The Document's Origins
For more than a century, scholars and researchers searched for a printed version of Haiti's Declaration of Independence. In December 1952, the Haitian intellectual Edmond Mangonès wrote to his country's Commission of Social Sciences on the 150th anniversary of independence to report on what he thought happened to the original printed version.
"You have asked me -- and many others similarly preoccupied by the mystery of the original of our national Declaration of Independence -- what I have concluded about its disappearance. .... All searches to date have been in vain, as we know. .... Our writers and intellectuals like Ardouin, Madiou, and St. Remy did not concern themselves with the fate of an original, ... or even with a printed copy from the original time period. ... It is really beyond belief that not even a copy of the original printed version has been found in France, or in England, or in the United States."

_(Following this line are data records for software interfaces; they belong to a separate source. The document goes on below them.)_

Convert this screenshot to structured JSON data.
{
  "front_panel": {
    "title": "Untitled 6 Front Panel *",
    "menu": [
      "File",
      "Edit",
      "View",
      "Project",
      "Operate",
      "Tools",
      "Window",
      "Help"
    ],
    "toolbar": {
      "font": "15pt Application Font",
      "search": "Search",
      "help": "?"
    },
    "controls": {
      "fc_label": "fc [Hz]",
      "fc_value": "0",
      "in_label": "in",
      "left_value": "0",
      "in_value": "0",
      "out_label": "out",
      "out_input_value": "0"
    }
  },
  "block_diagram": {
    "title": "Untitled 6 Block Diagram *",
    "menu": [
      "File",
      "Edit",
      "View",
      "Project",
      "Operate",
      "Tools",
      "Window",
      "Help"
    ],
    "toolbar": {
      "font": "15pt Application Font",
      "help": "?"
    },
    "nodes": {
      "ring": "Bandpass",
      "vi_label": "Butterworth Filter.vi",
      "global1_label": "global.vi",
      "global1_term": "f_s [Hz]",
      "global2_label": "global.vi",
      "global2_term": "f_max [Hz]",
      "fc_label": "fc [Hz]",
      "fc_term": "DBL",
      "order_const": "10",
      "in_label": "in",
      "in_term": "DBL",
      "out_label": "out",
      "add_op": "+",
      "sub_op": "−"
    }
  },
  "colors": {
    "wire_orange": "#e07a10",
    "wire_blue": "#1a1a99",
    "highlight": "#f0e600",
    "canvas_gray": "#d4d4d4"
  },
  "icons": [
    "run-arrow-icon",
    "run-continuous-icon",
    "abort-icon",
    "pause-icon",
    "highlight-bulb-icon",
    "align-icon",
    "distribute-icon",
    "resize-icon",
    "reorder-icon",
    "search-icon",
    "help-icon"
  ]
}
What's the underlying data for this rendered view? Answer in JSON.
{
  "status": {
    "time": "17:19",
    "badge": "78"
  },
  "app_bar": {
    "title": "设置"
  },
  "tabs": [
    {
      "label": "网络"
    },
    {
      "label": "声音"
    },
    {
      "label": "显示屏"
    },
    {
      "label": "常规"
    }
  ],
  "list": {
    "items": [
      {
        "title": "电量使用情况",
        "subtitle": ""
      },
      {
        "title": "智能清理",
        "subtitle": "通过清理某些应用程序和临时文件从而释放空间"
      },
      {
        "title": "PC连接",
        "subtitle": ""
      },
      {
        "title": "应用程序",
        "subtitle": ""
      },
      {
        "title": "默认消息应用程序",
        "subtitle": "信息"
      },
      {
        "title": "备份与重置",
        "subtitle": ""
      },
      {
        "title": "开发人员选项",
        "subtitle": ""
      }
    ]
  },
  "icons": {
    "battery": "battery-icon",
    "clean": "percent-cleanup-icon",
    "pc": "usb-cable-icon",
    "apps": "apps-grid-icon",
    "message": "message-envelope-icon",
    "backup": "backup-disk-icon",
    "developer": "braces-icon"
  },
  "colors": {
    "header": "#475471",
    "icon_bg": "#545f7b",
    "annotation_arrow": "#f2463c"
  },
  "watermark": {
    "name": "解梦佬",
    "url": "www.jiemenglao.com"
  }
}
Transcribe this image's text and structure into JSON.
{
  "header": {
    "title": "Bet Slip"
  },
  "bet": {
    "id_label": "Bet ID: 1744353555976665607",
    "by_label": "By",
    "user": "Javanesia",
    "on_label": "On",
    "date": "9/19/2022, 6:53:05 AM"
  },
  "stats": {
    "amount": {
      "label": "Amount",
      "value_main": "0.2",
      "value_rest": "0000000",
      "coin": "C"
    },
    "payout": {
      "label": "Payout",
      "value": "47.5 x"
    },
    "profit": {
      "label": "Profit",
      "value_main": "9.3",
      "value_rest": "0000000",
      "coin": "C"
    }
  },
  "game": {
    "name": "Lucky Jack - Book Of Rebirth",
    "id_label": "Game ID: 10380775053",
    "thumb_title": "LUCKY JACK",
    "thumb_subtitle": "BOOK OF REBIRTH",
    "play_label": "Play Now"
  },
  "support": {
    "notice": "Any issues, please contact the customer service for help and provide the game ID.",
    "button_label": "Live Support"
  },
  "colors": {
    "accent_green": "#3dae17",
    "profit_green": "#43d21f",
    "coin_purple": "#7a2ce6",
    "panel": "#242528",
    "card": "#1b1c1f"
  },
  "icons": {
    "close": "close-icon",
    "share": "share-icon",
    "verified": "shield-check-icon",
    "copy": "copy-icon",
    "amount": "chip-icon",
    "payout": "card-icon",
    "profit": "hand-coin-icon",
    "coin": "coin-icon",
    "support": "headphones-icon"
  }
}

And so the mystery remained until this past February, when Duke graduate student Julia Gaffield found the declaration -- only the second such document in the world after the U.S. Declaration of Independence -- while conducting research for her doctoral dissertation.
How did this copy end up in the British Archives? It apparently arrived there after a stop in Jamaica.
Haiti declared its independence from France on Jan. 1, 1804. The British, then at war with France, used Haiti's independence as leverage to jockey for power in the Caribbean. Edward Corbet, a British government agent, traveled twice from the British colony of Jamaica to Haiti to propose greater trade of European manufactured goods for Haiti's chief exports -- coffee, sugar, cotton and cocoa. Haitian leader Jean-Jacques Dessalines also demanded arms and ammunition, but the British denied his request.
After Corbet's second trip, he wrote a letter to then-Gov. George Nugent of Jamaica. Enclosed in his letter, now at the National Library of Jamaica, was a handwritten version of Haiti's Declaration of Independence. The letter also refers to a printed copy of the declaration, saying "The copy I have now the honor of presenting to you had not been an hour from the press."
Corbet was apparently referring to a printed pamphlet of the document, although no such copy is known to exist today in Jamaica's archives. Haiti's leaders probably produced the pamphlet to mail to other governments and international newspapers, says Deborah Jenson, a Duke professor who has studied the U.S. publication of Haitian documents. Unfortunately, Jenson says, newspapers in the early 19th century did not generally keep good records. Indeed, poor record keeping during the first 50 years of Haiti's independence makes this era of the nation's history difficult to reconstruct.
The eight-page pamphlet contained three parts. The first is an introduction, the second is the actual declaration and the third – signed by several government officials – is a letter nominating Dessalines to be governor-general of Haiti for life.
The emotionally charged declaration is an indictment of the French "barbarians"; Gaffield calls it "a call to arms, a rejection of the colonial order."
It reads, in part:
Everything revives the memories of the cruelties of this barbarous people: our laws, our manners, our cities, everything still bears the stamp of the French. Indeed! There are still Frenchmen in our island, and yet you believe yourself free and independent of that republic, which, it is true, has fought all nations, but which has never defeated those who wished to be free.
The document, written in the first-person, speaks directly to the Haitian people, asking them to make a vow to live free or die. The incendiary text, produced after a period of brutal war against the French, is a virulent denunciation of the former colonizers. Dessalines later ordered the mass execution of most of the hundreds of remaining French whites living on the island, though other whites were spared and indeed granted Haitian citizenship.
According to 19th-century Haitian historian Beaubrun Ardouin, the author of the declaration is Louis Boisrond-Tonnerre, chosen by the reportedly illiterate Dessalines when he heard Boisrond-Tonnerre say the declaration "should be written with the skin of a white man for parchment, his skull for a desk, his blood for ink and a bayonet for a pen."
However, there is evidence Dessalines may have had more influence over the language in the declaration than previously thought, Jenson says.
"The Haitian tradition says it was authored by a secretary of his, but all of the major independence documents produced by different secretaries share a distinctive authorial voice that rivals the originality of other major thinkers of the African diasporan tradition," Jenson says.
In any case, Gaffield knew from Corbet's correspondence, which she had read in Jamaica's archives, that he had sent a copy of the pamphlet to Nugent. So she was on the lookout for it when she began reviewing related materials in the British National Archives.
Sure enough, she found it hiding in plain view in a leather-bound volume there. It was bound in a series of documents forwarded on March 10, 1804, from Nugent to Lord Robert Hobart in London. More than two centuries would pass before Gaffield discovered it anew.